> _TRY IT_: Take each line of the entries below that contains "Your" and copy it.

> _DATA LISTING_:
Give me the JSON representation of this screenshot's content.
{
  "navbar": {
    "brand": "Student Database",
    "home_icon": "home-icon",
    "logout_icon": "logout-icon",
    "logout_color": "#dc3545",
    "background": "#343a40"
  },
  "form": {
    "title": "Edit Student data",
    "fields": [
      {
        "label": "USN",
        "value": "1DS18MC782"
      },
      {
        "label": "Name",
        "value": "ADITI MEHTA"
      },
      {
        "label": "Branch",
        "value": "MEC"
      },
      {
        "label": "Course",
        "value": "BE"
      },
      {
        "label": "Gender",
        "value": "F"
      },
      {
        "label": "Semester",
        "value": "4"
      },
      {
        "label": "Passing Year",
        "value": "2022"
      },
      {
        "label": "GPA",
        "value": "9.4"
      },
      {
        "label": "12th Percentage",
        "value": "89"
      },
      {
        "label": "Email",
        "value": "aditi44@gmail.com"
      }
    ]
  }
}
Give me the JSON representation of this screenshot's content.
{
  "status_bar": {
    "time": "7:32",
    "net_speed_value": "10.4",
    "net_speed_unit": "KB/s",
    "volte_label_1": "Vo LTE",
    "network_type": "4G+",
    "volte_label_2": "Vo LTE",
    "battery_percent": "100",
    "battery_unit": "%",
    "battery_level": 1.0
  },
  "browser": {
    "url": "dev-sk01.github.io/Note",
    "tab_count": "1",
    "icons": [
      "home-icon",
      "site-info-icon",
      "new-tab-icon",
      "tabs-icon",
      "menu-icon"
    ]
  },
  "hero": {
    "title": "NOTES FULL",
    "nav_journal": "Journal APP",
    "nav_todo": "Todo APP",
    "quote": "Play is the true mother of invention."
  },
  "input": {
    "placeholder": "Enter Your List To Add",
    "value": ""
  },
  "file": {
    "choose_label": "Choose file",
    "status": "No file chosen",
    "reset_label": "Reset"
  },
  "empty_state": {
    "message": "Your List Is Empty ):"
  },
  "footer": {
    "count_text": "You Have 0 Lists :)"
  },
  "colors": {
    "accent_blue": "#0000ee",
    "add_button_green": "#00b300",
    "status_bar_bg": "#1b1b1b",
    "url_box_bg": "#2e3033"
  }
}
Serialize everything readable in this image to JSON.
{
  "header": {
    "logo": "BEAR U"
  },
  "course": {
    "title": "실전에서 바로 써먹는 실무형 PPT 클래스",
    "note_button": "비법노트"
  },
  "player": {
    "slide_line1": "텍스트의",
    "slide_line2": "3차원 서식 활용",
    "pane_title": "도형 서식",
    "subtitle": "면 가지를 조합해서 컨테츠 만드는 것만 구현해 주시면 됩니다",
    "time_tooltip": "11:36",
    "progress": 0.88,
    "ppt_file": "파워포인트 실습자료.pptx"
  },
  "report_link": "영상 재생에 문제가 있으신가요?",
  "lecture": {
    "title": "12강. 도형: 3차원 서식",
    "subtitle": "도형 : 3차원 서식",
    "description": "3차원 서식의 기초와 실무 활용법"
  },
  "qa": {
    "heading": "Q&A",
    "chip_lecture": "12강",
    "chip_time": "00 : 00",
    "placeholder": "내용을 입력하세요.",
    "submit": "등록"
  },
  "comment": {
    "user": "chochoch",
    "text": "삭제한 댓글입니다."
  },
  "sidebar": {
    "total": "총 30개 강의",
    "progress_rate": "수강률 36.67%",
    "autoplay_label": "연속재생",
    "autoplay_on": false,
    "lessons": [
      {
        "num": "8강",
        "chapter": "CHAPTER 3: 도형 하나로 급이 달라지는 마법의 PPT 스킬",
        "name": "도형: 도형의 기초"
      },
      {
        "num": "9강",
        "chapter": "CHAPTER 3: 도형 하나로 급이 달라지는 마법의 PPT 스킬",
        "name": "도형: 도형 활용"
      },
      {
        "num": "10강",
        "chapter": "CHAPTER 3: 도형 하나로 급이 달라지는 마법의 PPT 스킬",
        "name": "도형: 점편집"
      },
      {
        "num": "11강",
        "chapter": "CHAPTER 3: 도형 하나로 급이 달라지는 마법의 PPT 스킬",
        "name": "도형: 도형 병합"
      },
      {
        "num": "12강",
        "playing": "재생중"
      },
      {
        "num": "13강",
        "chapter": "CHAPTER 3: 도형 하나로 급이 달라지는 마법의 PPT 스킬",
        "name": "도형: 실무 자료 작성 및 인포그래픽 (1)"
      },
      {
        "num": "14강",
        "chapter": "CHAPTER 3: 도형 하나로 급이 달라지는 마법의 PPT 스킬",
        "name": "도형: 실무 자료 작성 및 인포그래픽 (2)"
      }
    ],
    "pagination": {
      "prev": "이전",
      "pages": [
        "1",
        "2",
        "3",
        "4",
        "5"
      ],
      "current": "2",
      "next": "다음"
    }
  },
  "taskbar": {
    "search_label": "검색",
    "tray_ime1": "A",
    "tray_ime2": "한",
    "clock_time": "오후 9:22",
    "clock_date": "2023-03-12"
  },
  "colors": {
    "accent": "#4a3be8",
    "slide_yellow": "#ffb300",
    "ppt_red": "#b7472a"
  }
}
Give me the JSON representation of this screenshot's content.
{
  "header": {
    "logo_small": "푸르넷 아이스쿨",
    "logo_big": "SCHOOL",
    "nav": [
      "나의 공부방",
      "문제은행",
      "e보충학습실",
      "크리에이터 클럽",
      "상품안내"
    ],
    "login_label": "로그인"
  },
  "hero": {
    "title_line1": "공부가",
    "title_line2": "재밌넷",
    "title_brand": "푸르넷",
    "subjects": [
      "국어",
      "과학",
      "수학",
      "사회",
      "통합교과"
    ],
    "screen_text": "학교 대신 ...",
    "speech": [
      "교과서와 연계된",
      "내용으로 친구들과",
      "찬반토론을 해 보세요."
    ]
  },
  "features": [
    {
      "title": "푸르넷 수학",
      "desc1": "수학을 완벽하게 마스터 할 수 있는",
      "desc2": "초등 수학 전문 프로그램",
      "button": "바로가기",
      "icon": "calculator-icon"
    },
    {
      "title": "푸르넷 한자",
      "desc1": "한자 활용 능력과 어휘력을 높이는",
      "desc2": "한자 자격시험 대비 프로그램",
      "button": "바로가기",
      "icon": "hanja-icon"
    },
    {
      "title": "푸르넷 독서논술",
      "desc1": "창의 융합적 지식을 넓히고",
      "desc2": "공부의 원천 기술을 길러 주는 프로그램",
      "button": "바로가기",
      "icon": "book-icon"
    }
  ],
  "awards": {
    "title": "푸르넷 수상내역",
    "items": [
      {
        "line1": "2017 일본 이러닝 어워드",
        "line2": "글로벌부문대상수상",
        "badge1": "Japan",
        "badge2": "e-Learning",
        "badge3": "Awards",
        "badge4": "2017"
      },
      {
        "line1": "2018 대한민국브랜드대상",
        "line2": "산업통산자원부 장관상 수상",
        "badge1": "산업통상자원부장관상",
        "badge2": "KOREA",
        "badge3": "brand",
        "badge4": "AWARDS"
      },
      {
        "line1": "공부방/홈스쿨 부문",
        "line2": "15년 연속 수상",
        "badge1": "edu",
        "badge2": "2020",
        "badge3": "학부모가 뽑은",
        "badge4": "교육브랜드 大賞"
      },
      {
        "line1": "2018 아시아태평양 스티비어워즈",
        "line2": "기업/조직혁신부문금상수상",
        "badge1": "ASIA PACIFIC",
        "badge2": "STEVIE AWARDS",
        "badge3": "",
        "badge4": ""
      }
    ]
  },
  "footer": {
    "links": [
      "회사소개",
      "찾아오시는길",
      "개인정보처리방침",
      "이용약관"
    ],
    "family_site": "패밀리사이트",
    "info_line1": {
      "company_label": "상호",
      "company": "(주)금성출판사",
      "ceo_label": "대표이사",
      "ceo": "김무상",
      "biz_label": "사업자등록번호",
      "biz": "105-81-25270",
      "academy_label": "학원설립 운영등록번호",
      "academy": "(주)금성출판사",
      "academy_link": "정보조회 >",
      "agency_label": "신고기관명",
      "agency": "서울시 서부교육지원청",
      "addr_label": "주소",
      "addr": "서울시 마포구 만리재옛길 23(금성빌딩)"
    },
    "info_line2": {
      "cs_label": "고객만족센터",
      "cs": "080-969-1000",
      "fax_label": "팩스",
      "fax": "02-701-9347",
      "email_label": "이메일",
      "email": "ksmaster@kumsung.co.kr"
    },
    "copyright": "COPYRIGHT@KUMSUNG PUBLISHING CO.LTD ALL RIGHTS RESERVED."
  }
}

> _ANSWER TO THIS EXERCISE_:
    "placeholder": "Enter Your List To Add",
    "message": "Your List Is Empty ):"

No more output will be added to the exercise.